Extract from a BBC report (so it must be true, ha, ha) last month.
Seizing the controls
Crucial navigation systems such as the Electronic Chart Display (Ecdis) have also been hit. One such incident is recalled by Brendan Saunders, maritime technical lead at cyber-security firm NCC Group.
This also concerned a ship at an Asian port, but this time it was a large tanker weighing 80,000 tonnes.
One of the crew had brought a USB stick on board with some paperwork that needed to be printed. That was how the malware got into the ship’s computers in the first instance.
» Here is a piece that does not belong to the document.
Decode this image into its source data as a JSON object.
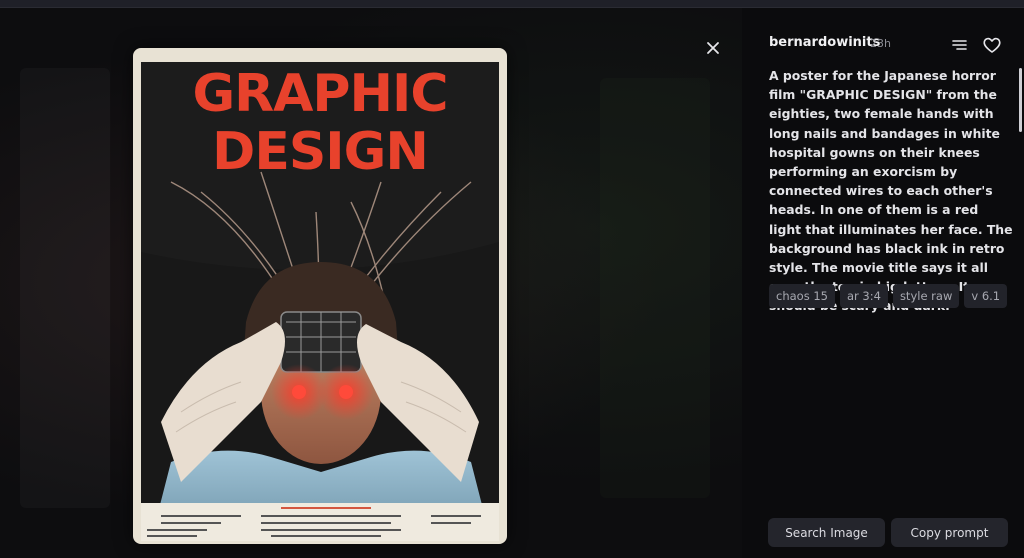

But it was when a second crew member went to update the ship’s charts before sailing, also via USB, that the navigation systems were infected.
Departure was consequently delayed and an investigation launched.
“Ecdis systems pretty much never have anti-virus,” says Mr Saunders, pointing out the vulnerability. "I don’t think I’ve ever encountered a merchant ship Ecdis unit that had anti-virus on it."
These incidents are hugely disruptive to maritime businesses, but truly catastrophic scenarios might involve a hacker attempting to sabotage or even destroy a ship itself, through targeted manipulation of its systems.
Could that happen? Could, for example, a determined and well-resourced attacker alter a vessel’s systems to provoke a collision?
“It’s perfectly feasible,” says Mr Saunders. "We’ve demonstrated proof-of-concept that that could happen."
And the experts are finding new ways into ships’ systems remotely. One independent cyber-security researcher, who goes by the pseudonym of x0rz, recently used an app called Ship Tracker to find open satellite communication systems, VSat, on board vessels.
In x0rz’s case, the VSat on an actual ship in South American waters had default credentials - the username “admin” and password “1234” - and so was easy to access.
It would be possible, x0rz believes, to change the software on the VSat to manipulate it.
I’ve yet to see anyone hack a paper chart although I have seen some truly dreadful corrections done; how about a Second Mate pasting successive tracings on top of each other? Some of the charts were nearly 1/2 an inch thick!